- [Exercise directions]
Only the pictures are to be left out; the listing itself is repeated exactly.

- [Recorded data]
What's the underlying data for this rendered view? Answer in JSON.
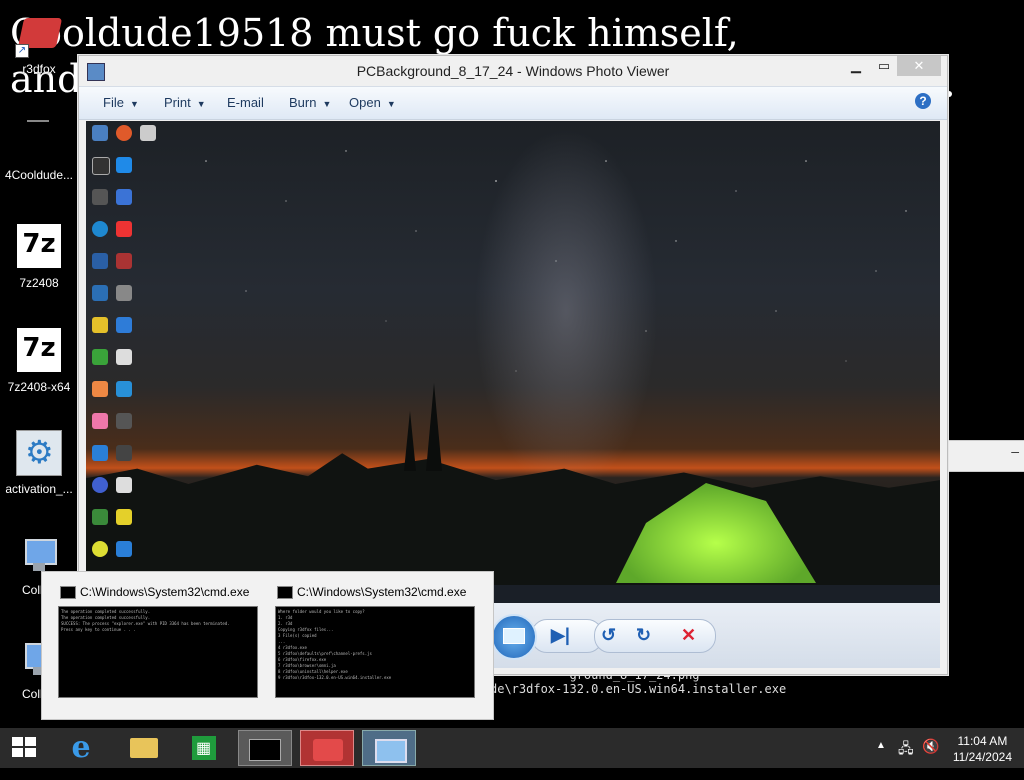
{
  "wallpaper": {
    "line1": "Cooldude19518 must go fuck himself,",
    "line2": "and"
  },
  "desktop_icons": [
    {
      "label": "r3dfox",
      "icon": "r3dfox-icon"
    },
    {
      "label": "4Cooldude...",
      "icon": "image-file-icon"
    },
    {
      "label": "7z2408",
      "icon": "7zip-icon"
    },
    {
      "label": "7z2408-x64",
      "icon": "7zip-icon"
    },
    {
      "label": "activation_...",
      "icon": "gear-settings-icon"
    },
    {
      "label": "Collab",
      "icon": "network-computer-icon"
    },
    {
      "label": "Collab",
      "icon": "network-computer-icon"
    }
  ],
  "photo_viewer": {
    "title": "PCBackground_8_17_24 - Windows Photo Viewer",
    "menu": {
      "file": "File",
      "print": "Print",
      "email": "E-mail",
      "burn": "Burn",
      "open": "Open"
    },
    "help": "?"
  },
  "console_behind": {
    "line1": "           ground_8_17_24.png",
    "line2": "de\\r3dfox-132.0.en-US.win64.installer.exe"
  },
  "thumbnails": [
    {
      "title": "C:\\Windows\\System32\\cmd.exe",
      "body": "The operation completed successfully.\nThe operation completed successfully.\nSUCCESS: The process \"explorer.exe\" with PID 3364 has been terminated.\nPress any key to continue . . ."
    },
    {
      "title": "C:\\Windows\\System32\\cmd.exe",
      "body": "Where folder would you like to copy?\n1. r3d\n2. r3d\nCopying r3dfox files...\n3 File(s) copied\n...\n4 r3dfox.exe\n5 r3dfox\\defaults\\pref\\channel-prefs.js\n6 r3dfox\\firefox.exe\n7 r3dfox\\browser\\omni.ja\n8 r3dfox\\uninstall\\helper.exe\n9 r3dfox\\r3dfox-132.0.en-US.win64.installer.exe"
    }
  ],
  "taskbar": {
    "items": [
      "start-button",
      "internet-explorer",
      "file-explorer",
      "windows-store",
      "cmd",
      "r3dfox",
      "photo-viewer"
    ]
  },
  "clock": {
    "time": "11:04 AM",
    "date": "11/24/2024"
  }
}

- [Problem solution]
What's the underlying data for this rendered view? Answer in JSON.
{
  "wallpaper": {
    "line1": "Cooldude19518 must go fuck himself,",
    "line2": "and"
  },
  "desktop_icons": [
    {
      "label": "r3dfox",
      "icon": "r3dfox-icon"
    },
    {
      "label": "4Cooldude...",
      "icon": "image-file-icon"
    },
    {
      "label": "7z2408",
      "icon": "7zip-icon"
    },
    {
      "label": "7z2408-x64",
      "icon": "7zip-icon"
    },
    {
      "label": "activation_...",
      "icon": "gear-settings-icon"
    },
    {
      "label": "Collab",
      "icon": "network-computer-icon"
    },
    {
      "label": "Collab",
      "icon": "network-computer-icon"
    }
  ],
  "photo_viewer": {
    "title": "PCBackground_8_17_24 - Windows Photo Viewer",
    "menu": {
      "file": "File",
      "print": "Print",
      "email": "E-mail",
      "burn": "Burn",
      "open": "Open"
    },
    "help": "?"
  },
  "console_behind": {
    "line1": "           ground_8_17_24.png",
    "line2": "de\\r3dfox-132.0.en-US.win64.installer.exe"
  },
  "thumbnails": [
    {
      "title": "C:\\Windows\\System32\\cmd.exe",
      "body": "The operation completed successfully.\nThe operation completed successfully.\nSUCCESS: The process \"explorer.exe\" with PID 3364 has been terminated.\nPress any key to continue . . ."
    },
    {
      "title": "C:\\Windows\\System32\\cmd.exe",
      "body": "Where folder would you like to copy?\n1. r3d\n2. r3d\nCopying r3dfox files...\n3 File(s) copied\n...\n4 r3dfox.exe\n5 r3dfox\\defaults\\pref\\channel-prefs.js\n6 r3dfox\\firefox.exe\n7 r3dfox\\browser\\omni.ja\n8 r3dfox\\uninstall\\helper.exe\n9 r3dfox\\r3dfox-132.0.en-US.win64.installer.exe"
    }
  ],
  "taskbar": {
    "items": [
      "start-button",
      "internet-explorer",
      "file-explorer",
      "windows-store",
      "cmd",
      "r3dfox",
      "photo-viewer"
    ]
  },
  "clock": {
    "time": "11:04 AM",
    "date": "11/24/2024"
  }
}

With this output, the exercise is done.